Educating Children & Youth
Education is empowerment, protection and hope for children, young people and their families. Education saves lives and transforms futures, and is the key to long-term sustainable development.
We work with some of the poorest and most isolated communities in Africa: the nomadic pastoralist Masai and Turkana in Kenya and the Karamajong in Uganda. In these communities, children, especially girls, face many barriers to attending school including poverty, hunger, poor facilities and negative social practices such as child marriage and FGM among the Masai.
We provide access to safe water, sanitation facilities and daily lunches in schools. These act as a pull factor as community support grows with the improvement of local facilities. We also train students, teachers and communities on chid rights, changing attitudes towards education and harmful social practices from within.
By working with communities and providing resources, we are ensuring that:
- All children that should be in school are in school and learning
- School is a safe place for all children, especially girls and children with disabilities
- By being in a safe school: health outcomes improve, child marriage is delayed and FGM is reduced
- Communities are empowered and enabled to take action and live dignified, sustainable lives!
In 2019 alone, Aidlink provided:
- 22 schools in Kenya and Uganda with clean, safe water and sanitation facilities, reaching approx. 6,500 students and their families
- Over 10,000 children in Kenya with daily school lunches

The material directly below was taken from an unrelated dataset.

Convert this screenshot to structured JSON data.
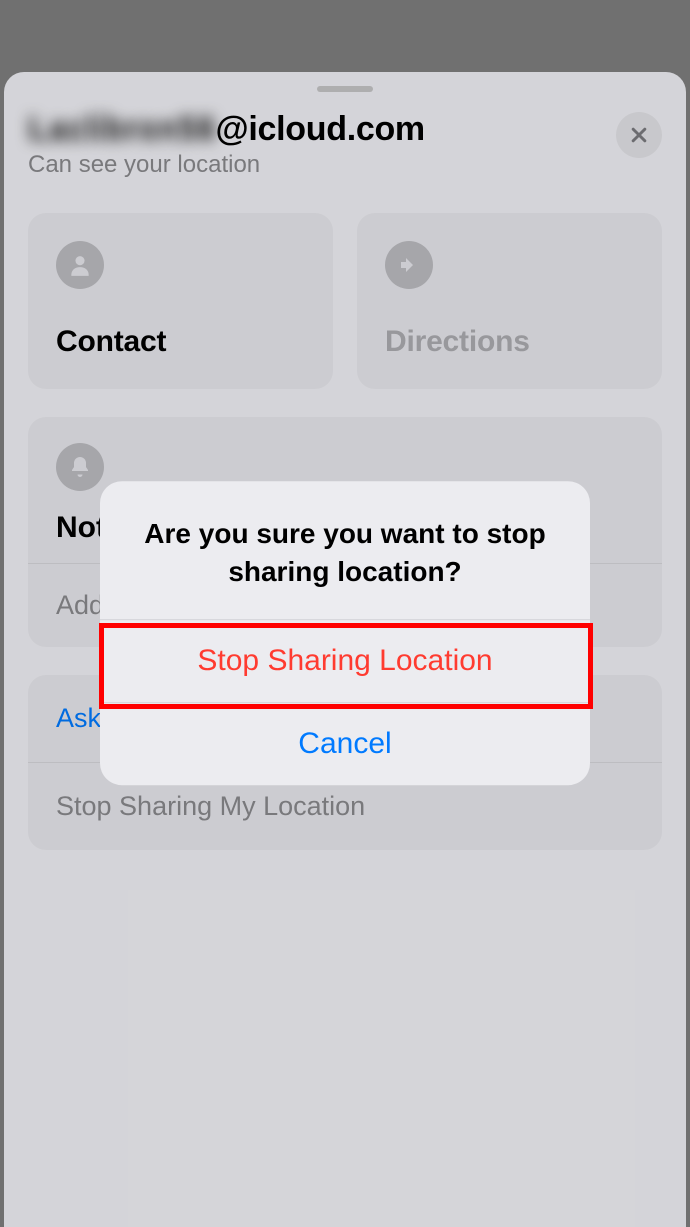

Over the last 10 years, Aidlink together with the Girl Child Network has worked with more than 280 public primary schools, with approx. 100,000 children directly benefiting from our support. This has resulted in a 35% increase in enrolment and 27% increase in completion of school among girls and boys in Kajiado County, Kenya.
Read more about our Education programmes here.
Lolupe Primary School
Lolupe Primary School in Turkana, started under an acacia tree over 10km from the river Turkwell. In 1984, people began to settle in the locality and a community well was constructed 5km from the village by the government.
In 2015, the newly established county government funded the construction of 4 classrooms. More children began to come to school but because there were no water or sanitation facilities, hygiene and sanitation were extremely compromised. The situation was even more challenging for the girls who would have to stay at home during their menstrual cycles (missing up to 1 week of classes per month!).
Aidlink and the Girl Child Network (GCN) included Lolupe Primary School in their programme in 2017, providing water and sanitation facilities that included a latrine block with a changing room for girls and a water tank. Aidlink and GCN facilitated ‘community conversations’ and negotiations that resulted in the county government connecting the school to the local well 5km away, ensuring a continuous supply of water to the school.
The improved water and satiation facilities gained the support of the community and this has contributed to the increase in enrolment and improved attendance at school. With adequate water facilities, the school was able to establish a school garden that now provides lunch for students. With the whole community behind the school, Lolupe is setting an example to others in the area on how to create a child-friendly and gender-sensitive learning environment that supports both boys and girls to achieve their full potential!